§ **PROBLEM TO WORK ON**
Write the following entries out again exactly, skipping each image.

Records from a dataset
== Segment start ==
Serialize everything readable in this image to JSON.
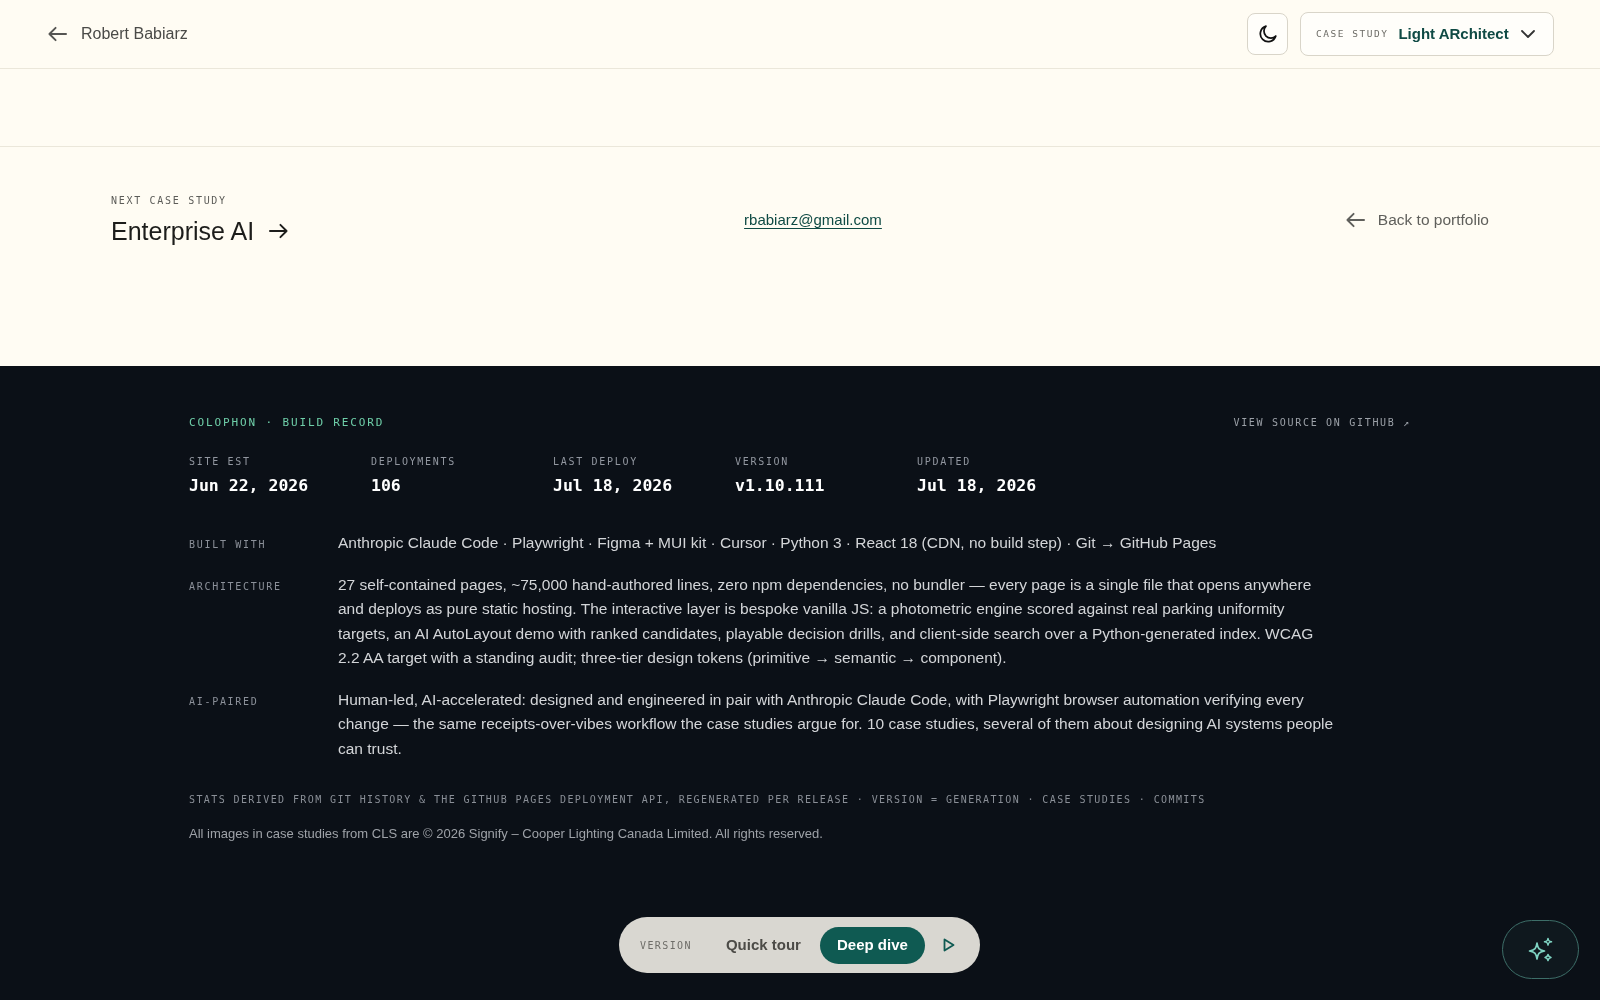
{
  "header": {
    "back_link": "Robert Babiarz",
    "case_study_select": {
      "label": "CASE STUDY",
      "value": "Light ARchitect"
    }
  },
  "next_case_study": {
    "label": "NEXT CASE STUDY",
    "title": "Enterprise AI"
  },
  "contact_email": "rbabiarz@gmail.com",
  "back_to_portfolio": "Back to portfolio",
  "colophon": {
    "title": "COLOPHON · BUILD RECORD",
    "source_link": "VIEW SOURCE ON GITHUB ↗",
    "stats": [
      {
        "label": "SITE EST",
        "value": "Jun 22, 2026"
      },
      {
        "label": "DEPLOYMENTS",
        "value": "106"
      },
      {
        "label": "LAST DEPLOY",
        "value": "Jul 18, 2026"
      },
      {
        "label": "VERSION",
        "value": "v1.10.111"
      },
      {
        "label": "UPDATED",
        "value": "Jul 18, 2026"
      }
    ],
    "details": [
      {
        "label": "BUILT WITH",
        "text": "Anthropic Claude Code · Playwright · Figma + MUI kit · Cursor · Python 3 · React 18 (CDN, no build step) · Git → GitHub Pages"
      },
      {
        "label": "ARCHITECTURE",
        "text": "27 self-contained pages, ~75,000 hand-authored lines, zero npm dependencies, no bundler — every page is a single file that opens anywhere and deploys as pure static hosting. The interactive layer is bespoke vanilla JS: a photometric engine scored against real parking uniformity targets, an AI AutoLayout demo with ranked candidates, playable decision drills, and client-side search over a Python-generated index. WCAG 2.2 AA target with a standing audit; three-tier design tokens (primitive → semantic → component)."
      },
      {
        "label": "AI-PAIRED",
        "text": "Human-led, AI-accelerated: designed and engineered in pair with Anthropic Claude Code, with Playwright browser automation verifying every change — the same receipts-over-vibes workflow the case studies argue for. 10 case studies, several of them about designing AI systems people can trust."
      }
    ],
    "footnote": "STATS DERIVED FROM GIT HISTORY & THE GITHUB PAGES DEPLOYMENT API, REGENERATED PER RELEASE · VERSION = GENERATION · CASE STUDIES · COMMITS",
    "copyright": "All images in case studies from CLS are © 2026 Signify – Cooper Lighting Canada Limited. All rights reserved."
  },
  "version_switch": {
    "label": "VERSION",
    "options": [
      {
        "label": "Quick tour",
        "selected": false
      },
      {
        "label": "Deep dive",
        "selected": true
      }
    ]
  }
}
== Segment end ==
§ **ANSWER TO THE PROBLEM**
Serialize everything readable in this image to JSON.
{
  "header": {
    "back_link": "Robert Babiarz",
    "case_study_select": {
      "label": "CASE STUDY",
      "value": "Light ARchitect"
    }
  },
  "next_case_study": {
    "label": "NEXT CASE STUDY",
    "title": "Enterprise AI"
  },
  "contact_email": "rbabiarz@gmail.com",
  "back_to_portfolio": "Back to portfolio",
  "colophon": {
    "title": "COLOPHON · BUILD RECORD",
    "source_link": "VIEW SOURCE ON GITHUB ↗",
    "stats": [
      {
        "label": "SITE EST",
        "value": "Jun 22, 2026"
      },
      {
        "label": "DEPLOYMENTS",
        "value": "106"
      },
      {
        "label": "LAST DEPLOY",
        "value": "Jul 18, 2026"
      },
      {
        "label": "VERSION",
        "value": "v1.10.111"
      },
      {
        "label": "UPDATED",
        "value": "Jul 18, 2026"
      }
    ],
    "details": [
      {
        "label": "BUILT WITH",
        "text": "Anthropic Claude Code · Playwright · Figma + MUI kit · Cursor · Python 3 · React 18 (CDN, no build step) · Git → GitHub Pages"
      },
      {
        "label": "ARCHITECTURE",
        "text": "27 self-contained pages, ~75,000 hand-authored lines, zero npm dependencies, no bundler — every page is a single file that opens anywhere and deploys as pure static hosting. The interactive layer is bespoke vanilla JS: a photometric engine scored against real parking uniformity targets, an AI AutoLayout demo with ranked candidates, playable decision drills, and client-side search over a Python-generated index. WCAG 2.2 AA target with a standing audit; three-tier design tokens (primitive → semantic → component)."
      },
      {
        "label": "AI-PAIRED",
        "text": "Human-led, AI-accelerated: designed and engineered in pair with Anthropic Claude Code, with Playwright browser automation verifying every change — the same receipts-over-vibes workflow the case studies argue for. 10 case studies, several of them about designing AI systems people can trust."
      }
    ],
    "footnote": "STATS DERIVED FROM GIT HISTORY & THE GITHUB PAGES DEPLOYMENT API, REGENERATED PER RELEASE · VERSION = GENERATION · CASE STUDIES · COMMITS",
    "copyright": "All images in case studies from CLS are © 2026 Signify – Cooper Lighting Canada Limited. All rights reserved."
  },
  "version_switch": {
    "label": "VERSION",
    "options": [
      {
        "label": "Quick tour",
        "selected": false
      },
      {
        "label": "Deep dive",
        "selected": true
      }
    ]
  }
}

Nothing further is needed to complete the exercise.